▶ Supplied records:
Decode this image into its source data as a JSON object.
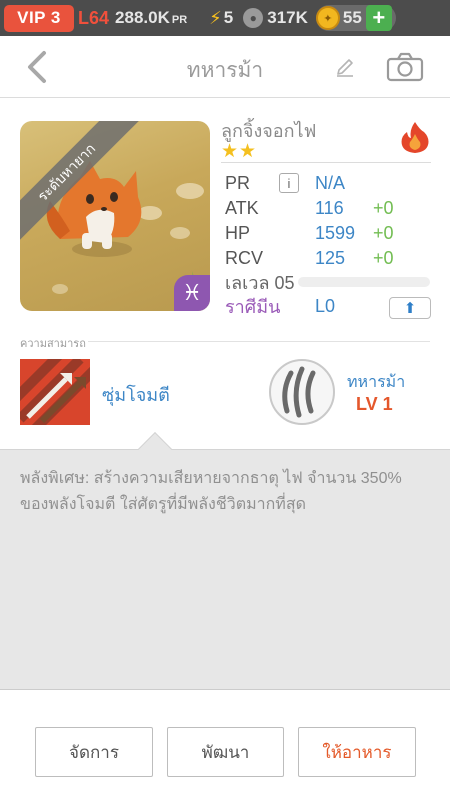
{
  "statusbar": {
    "vip": "VIP 3",
    "level": "L64",
    "pr_value": "288.0K",
    "pr_unit": "PR",
    "energy": "5",
    "paw_count": "317K",
    "coins": "55",
    "plus": "+"
  },
  "header": {
    "title": "ทหารม้า"
  },
  "card": {
    "ribbon": "ระดับหายาก",
    "element_symbol": "♓",
    "name": "ลูกจิ้งจอกไฟ",
    "stars": "★★",
    "stats": [
      {
        "label": "PR",
        "value": "N/A",
        "bonus": ""
      },
      {
        "label": "ATK",
        "value": "116",
        "bonus": "+0"
      },
      {
        "label": "HP",
        "value": "1599",
        "bonus": "+0"
      },
      {
        "label": "RCV",
        "value": "125",
        "bonus": "+0"
      }
    ],
    "info_glyph": "i",
    "level_label": "เลเวล 05",
    "zodiac_label": "ราศีมีน",
    "zodiac_value": "L0",
    "upgrade_glyph": "⬆"
  },
  "ability": {
    "section_label": "ความสามารถ",
    "skill_name": "ซุ่มโจมตี",
    "leader_name": "ทหารม้า",
    "leader_level": "LV 1"
  },
  "description": {
    "text": "พลังพิเศษ: สร้างความเสียหายจากธาตุ ไฟ จำนวน 350% ของพลังโจมตี ใส่ศัตรูที่มีพลังชีวิตมากที่สุด"
  },
  "footer": {
    "manage": "จัดการ",
    "develop": "พัฒนา",
    "feed": "ให้อาหาร"
  },
  "colors": {
    "accent_blue": "#3d86c6",
    "accent_orange": "#e45a2a",
    "bonus_green": "#72bd52",
    "vip_red": "#e9533d"
  }
}
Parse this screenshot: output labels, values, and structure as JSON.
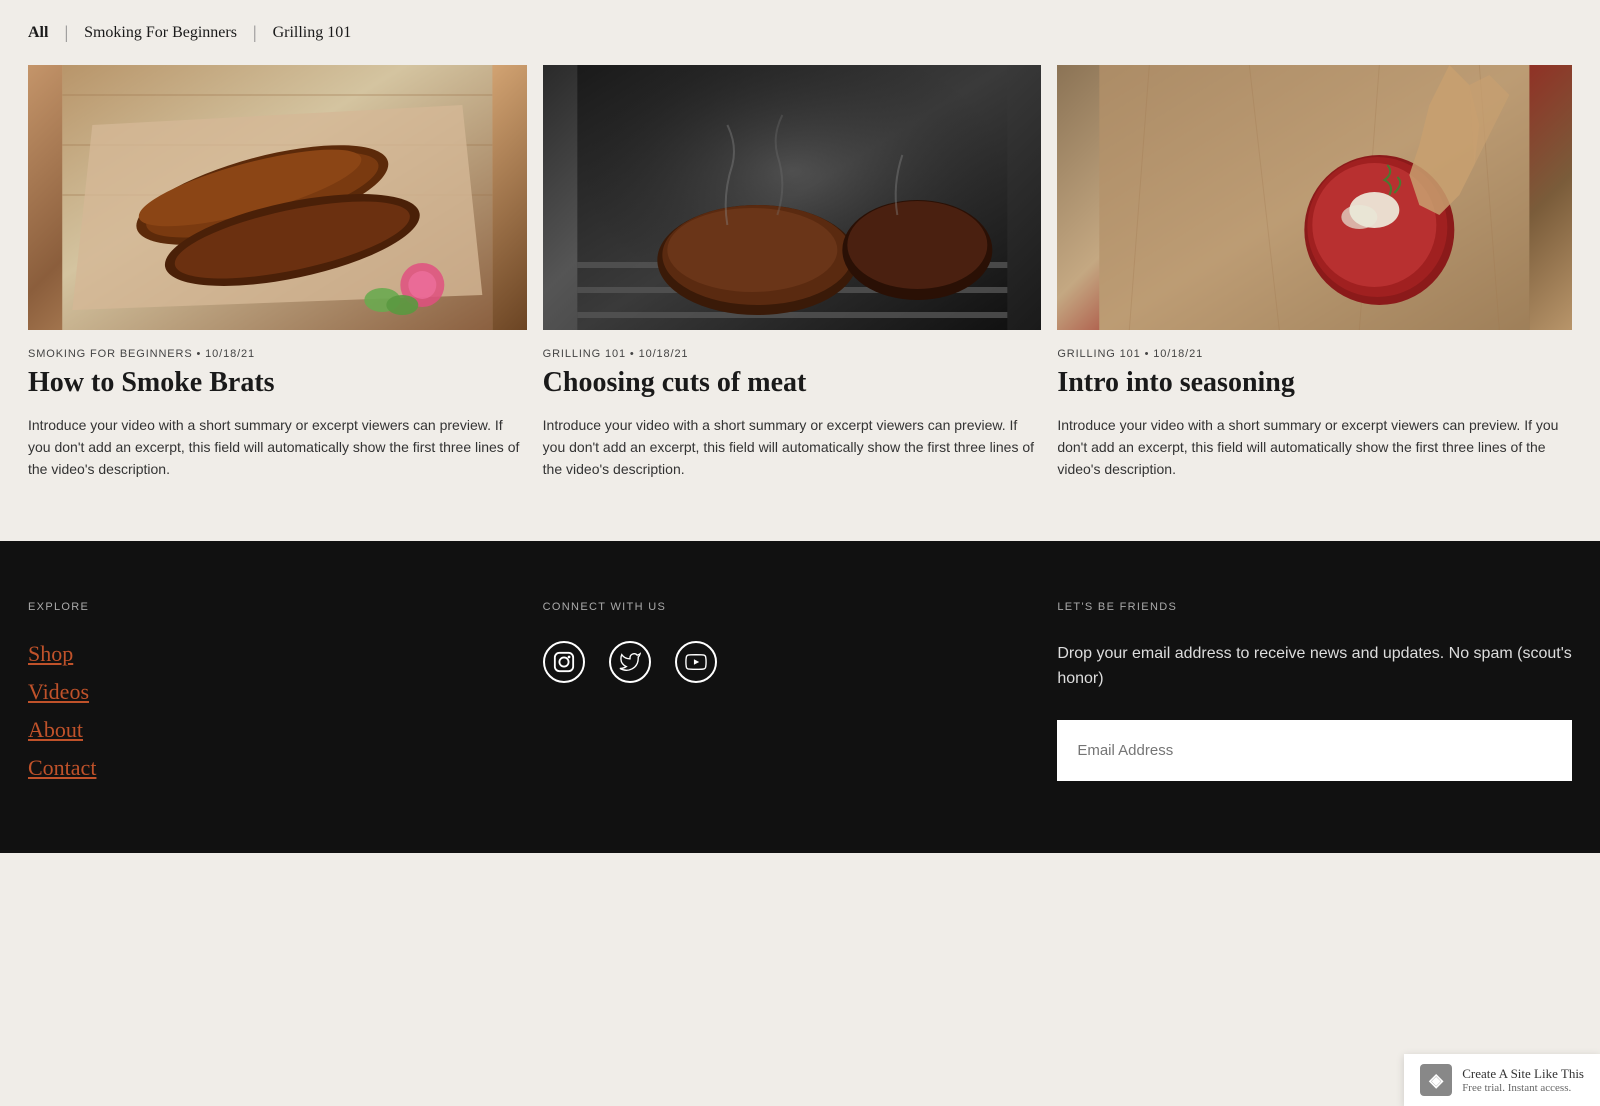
{
  "filter": {
    "all_label": "All",
    "sep1": "|",
    "smoking_label": "Smoking For Beginners",
    "sep2": "|",
    "grilling_label": "Grilling 101"
  },
  "cards": [
    {
      "meta": "SMOKING FOR BEGINNERS • 10/18/21",
      "title": "How to Smoke Brats",
      "excerpt": "Introduce your video with a short summary or excerpt viewers can preview. If you don't add an excerpt, this field will automatically show the first three lines of the video's description.",
      "image_alt": "Smoked brats on paper with vegetables"
    },
    {
      "meta": "GRILLING 101 • 10/18/21",
      "title": "Choosing cuts of meat",
      "excerpt": "Introduce your video with a short summary or excerpt viewers can preview. If you don't add an excerpt, this field will automatically show the first three lines of the video's description.",
      "image_alt": "Grilling cuts of meat with smoke"
    },
    {
      "meta": "GRILLING 101 • 10/18/21",
      "title": "Intro into seasoning",
      "excerpt": "Introduce your video with a short summary or excerpt viewers can preview. If you don't add an excerpt, this field will automatically show the first three lines of the video's description.",
      "image_alt": "Hand seasoning a cut of meat on paper"
    }
  ],
  "footer": {
    "explore_title": "EXPLORE",
    "nav_links": [
      "Shop",
      "Videos",
      "About",
      "Contact"
    ],
    "connect_title": "CONNECT WITH US",
    "friends_title": "LET'S BE FRIENDS",
    "friends_desc": "Drop your email address to receive news and updates. No spam (scout's honor)",
    "email_placeholder": "Email Address"
  },
  "badge": {
    "main": "Create A Site Like This",
    "sub": "Free trial. Instant access."
  }
}
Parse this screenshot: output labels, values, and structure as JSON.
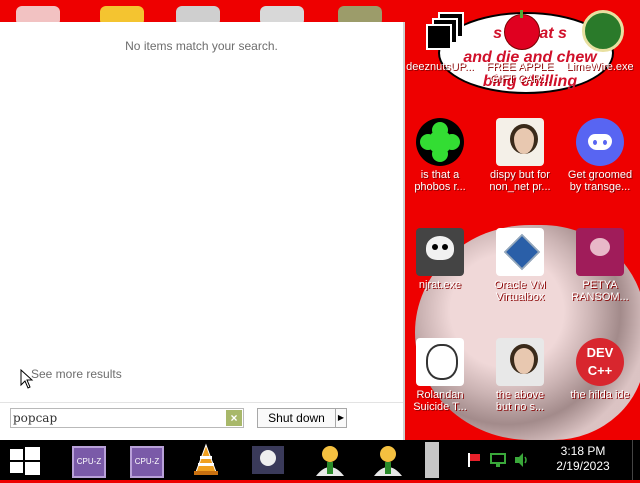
{
  "start_menu": {
    "no_results_text": "No items match your search.",
    "see_more": "See more results",
    "search": {
      "value": "popcap",
      "clear_symbol": "×"
    },
    "shutdown_label": "Shut down",
    "shutdown_arrow": "▶"
  },
  "speech_bubble": {
    "line1": "s tin   eat s",
    "line2": "and die and chew",
    "line3": "bing chilling"
  },
  "desktop_icons": [
    {
      "id": "deeznuts",
      "line1": "deeznutsUP...",
      "line2": ""
    },
    {
      "id": "free-apple",
      "line1": "FREE APPLE",
      "line2": "GIFT CAR..."
    },
    {
      "id": "limewire",
      "line1": "LimeWire.exe",
      "line2": ""
    },
    {
      "id": "is-that-a",
      "line1": "is that a",
      "line2": "phobos r..."
    },
    {
      "id": "dispy",
      "line1": "dispy but for",
      "line2": "non_net pr..."
    },
    {
      "id": "discord",
      "line1": "Get groomed",
      "line2": "by transge..."
    },
    {
      "id": "njrat",
      "line1": "njrat.exe",
      "line2": ""
    },
    {
      "id": "virtualbox",
      "line1": "Oracle VM",
      "line2": "Virtualbox"
    },
    {
      "id": "petya",
      "line1": "PETYA",
      "line2": "RANSOM..."
    },
    {
      "id": "rolandan",
      "line1": "Rolandan",
      "line2": "Suicide T..."
    },
    {
      "id": "the-above",
      "line1": "the above",
      "line2": "but no s..."
    },
    {
      "id": "devcpp",
      "line1": "the hilda ide",
      "line2": "",
      "badge": "DEV C++"
    }
  ],
  "taskbar": {
    "items": [
      {
        "id": "cpuz-1",
        "label": "CPU-Z"
      },
      {
        "id": "cpuz-2",
        "label": "CPU-Z"
      },
      {
        "id": "vlc",
        "label": ""
      },
      {
        "id": "skull",
        "label": ""
      },
      {
        "id": "user-1",
        "label": ""
      },
      {
        "id": "user-2",
        "label": ""
      }
    ],
    "clock_time": "3:18 PM",
    "clock_date": "2/19/2023"
  },
  "colors": {
    "desktop_bg": "#ee0000",
    "taskbar_bg": "#000000",
    "search_clear_bg": "#a8b86a"
  }
}
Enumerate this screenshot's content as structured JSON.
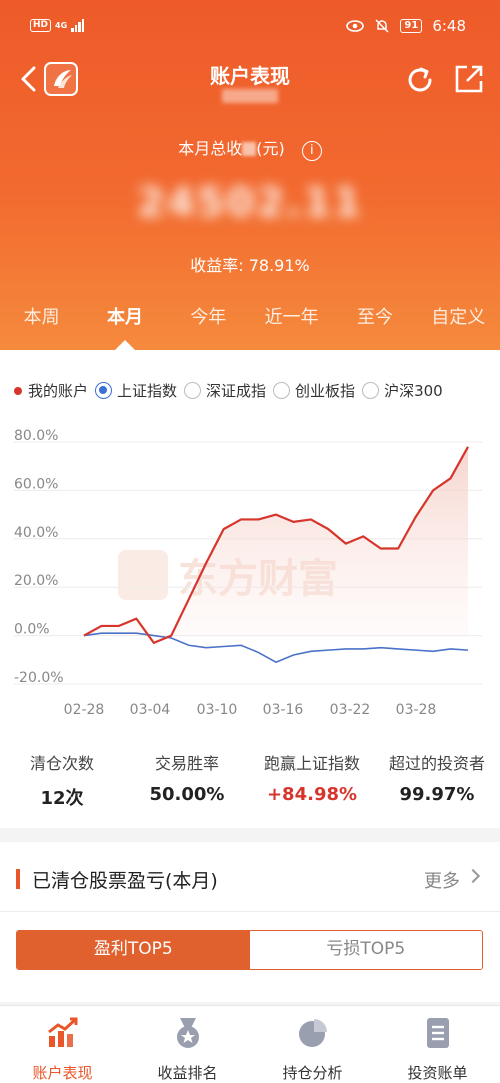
{
  "status_bar": {
    "hd": "HD",
    "network": "4G",
    "battery": "91",
    "time": "6:48"
  },
  "nav": {
    "title": "账户表现"
  },
  "summary": {
    "total_label_prefix": "本月总收",
    "total_label_suffix": "(元)",
    "total_value": "24502.11",
    "rate_label": "收益率: 78.91%"
  },
  "period_tabs": [
    "本周",
    "本月",
    "今年",
    "近一年",
    "至今",
    "自定义"
  ],
  "period_tab_active": "本月",
  "legend": {
    "my_account": "我的账户",
    "options": [
      "上证指数",
      "深证成指",
      "创业板指",
      "沪深300"
    ],
    "selected": "上证指数"
  },
  "colors": {
    "brand": "#ee5a2a",
    "account_line": "#d7352b",
    "index_line": "#4a72c8",
    "accent_tab": "#e0602e"
  },
  "watermark": "东方财富",
  "chart_data": {
    "type": "line",
    "y_ticks": [
      "80.0%",
      "60.0%",
      "40.0%",
      "20.0%",
      "0.0%",
      "-20.0%"
    ],
    "x_ticks": [
      "02-28",
      "03-04",
      "03-10",
      "03-16",
      "03-22",
      "03-28"
    ],
    "ylim": [
      -20,
      80
    ],
    "grid": true,
    "series": [
      {
        "name": "我的账户",
        "values": [
          0,
          4,
          4,
          7,
          -3,
          0,
          15,
          30,
          44,
          48,
          48,
          50,
          47,
          48,
          44,
          38,
          41,
          36,
          36,
          49,
          60,
          65,
          78
        ]
      },
      {
        "name": "上证指数",
        "values": [
          0,
          1,
          1,
          1,
          0,
          -1,
          -4,
          -5,
          -4.5,
          -4,
          -7,
          -11,
          -8,
          -6.5,
          -6,
          -5.5,
          -5.5,
          -5,
          -5.5,
          -6,
          -6.5,
          -5.5,
          -6
        ]
      }
    ]
  },
  "stats": [
    {
      "label": "清仓次数",
      "value": "12次"
    },
    {
      "label": "交易胜率",
      "value": "50.00%"
    },
    {
      "label": "跑赢上证指数",
      "value": "+84.98%"
    },
    {
      "label": "超过的投资者",
      "value": "99.97%"
    }
  ],
  "section": {
    "title": "已清仓股票盈亏(本月)",
    "more": "更多"
  },
  "segments": {
    "profit": "盈利TOP5",
    "loss": "亏损TOP5"
  },
  "bottom_nav": [
    "账户表现",
    "收益排名",
    "持仓分析",
    "投资账单"
  ]
}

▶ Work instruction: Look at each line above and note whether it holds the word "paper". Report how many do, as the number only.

▶ Response below: 2